Some research shows that up to four cups of coffee per day can benefit the liver and lower the risk for diabetes. But a new study suggests it might also steal your sight.
A new study looked at the effects of caffeine consumption and glaucoma risk and found that a third or fourth cup of coffee every day may increase the risk for glaucoma. But there is a catch: you have to be predisposed to eye disease already.
Glaucoma is one of the leading causes of blindness in America and is marked by damage to the optic nerve caused by high eye pressure, called intraocular pressure, or IOP.
The study followed more than 120,000 British people aged 39-73 who offered information on caffeine consumption and vision, including whether they had glaucoma or there was a family history of the condition.
After three years, participants’ IOP was assessed and researchers found that people with a high genetic risk for glaucoma were at much greater risk for the condition if they drank three or four cups of coffee per day.
The results did not translate for the rest of the population.
So, if you’ve got glaucoma in the family or are battling the condition yourself, you might want to think about cutting down on coffee to protect your vision.

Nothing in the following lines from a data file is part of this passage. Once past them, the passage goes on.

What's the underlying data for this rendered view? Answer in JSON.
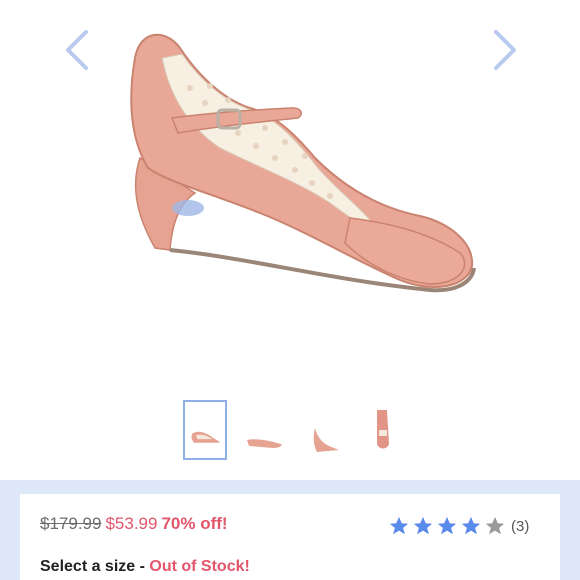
{
  "gallery": {
    "prev_icon": "chevron-left-icon",
    "next_icon": "chevron-right-icon",
    "thumbnail_count": 4,
    "selected_thumbnail": 1
  },
  "product": {
    "original_price": "$179.99",
    "sale_price": "$53.99",
    "discount": "70% off!",
    "rating": 4,
    "rating_max": 5,
    "review_count": "(3)"
  },
  "size": {
    "label": "Select a size",
    "separator": " - ",
    "status": "Out of Stock!"
  },
  "colors": {
    "accent": "#8fb0e6",
    "sale": "#e2566b",
    "star_filled": "#5b8bea",
    "star_empty": "#9a9a9a",
    "band": "#dfe8f8"
  }
}
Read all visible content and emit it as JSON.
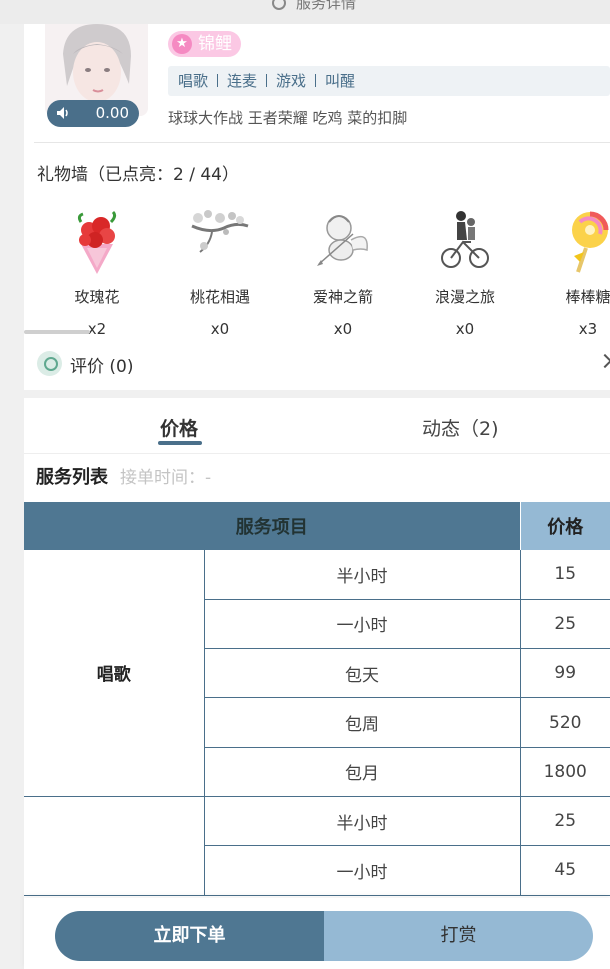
{
  "header": {
    "title": "服务详情"
  },
  "profile": {
    "voice_duration": "0.00",
    "badge": "锦鲤",
    "tags": [
      "唱歌",
      "连麦",
      "游戏",
      "叫醒"
    ],
    "games": "球球大作战 王者荣耀 吃鸡 菜的扣脚"
  },
  "gift_wall": {
    "title": "礼物墙（已点亮：2 / 44）",
    "gifts": [
      {
        "name": "玫瑰花",
        "count": "x2",
        "icon": "rose-bouquet"
      },
      {
        "name": "桃花相遇",
        "count": "x0",
        "icon": "peach-blossom-branch"
      },
      {
        "name": "爱神之箭",
        "count": "x0",
        "icon": "cupid"
      },
      {
        "name": "浪漫之旅",
        "count": "x0",
        "icon": "bicycle-couple"
      },
      {
        "name": "棒棒糖",
        "count": "x3",
        "icon": "lollipop"
      }
    ]
  },
  "review": {
    "label": "评价 (0)"
  },
  "tabs": {
    "price": "价格",
    "dynamics": "动态（2)"
  },
  "service": {
    "title": "服务列表",
    "accept_time": "接单时间：-",
    "columns": [
      "服务项目",
      "价格"
    ],
    "groups": [
      {
        "category": "唱歌",
        "rows": [
          {
            "item": "半小时",
            "price": "15"
          },
          {
            "item": "一小时",
            "price": "25"
          },
          {
            "item": "包天",
            "price": "99"
          },
          {
            "item": "包周",
            "price": "520"
          },
          {
            "item": "包月",
            "price": "1800"
          }
        ]
      },
      {
        "category": "",
        "rows": [
          {
            "item": "半小时",
            "price": "25"
          },
          {
            "item": "一小时",
            "price": "45"
          }
        ]
      }
    ]
  },
  "actions": {
    "order": "立即下单",
    "tip": "打赏"
  },
  "colors": {
    "accent": "#4f7792",
    "accent_light": "#95b9d4",
    "badge_pink": "#fbc8e4"
  }
}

Either cutting caffeine consumption entirely or limiting it to a cup or two per day might be the way to go based on these new results.

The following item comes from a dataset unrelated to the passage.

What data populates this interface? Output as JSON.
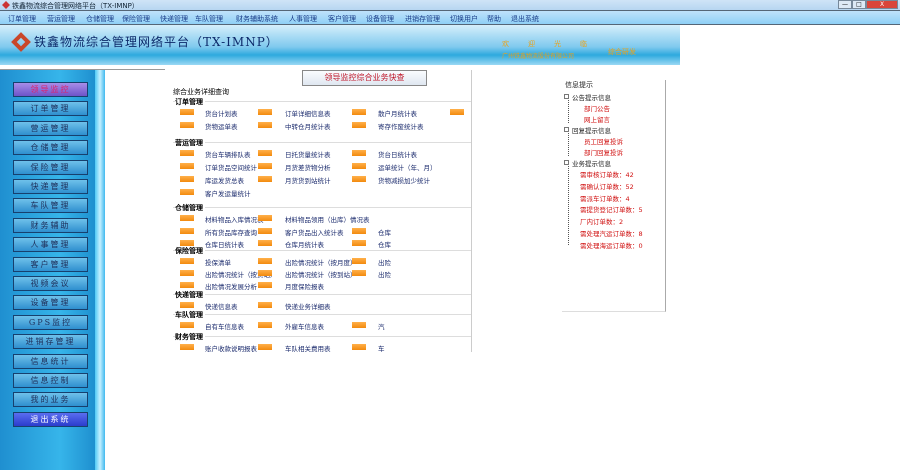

This is one of the first studies to look directly at diet and glaucoma risk.
Because the pressure in the eyes is the cause of glaucoma, it stands to reason that a heart-healthy diet, one rich in nutrients from whole foods, may help reduce the risk. Keeping IOP in a healthy range may stave off the disease to help preserve vision.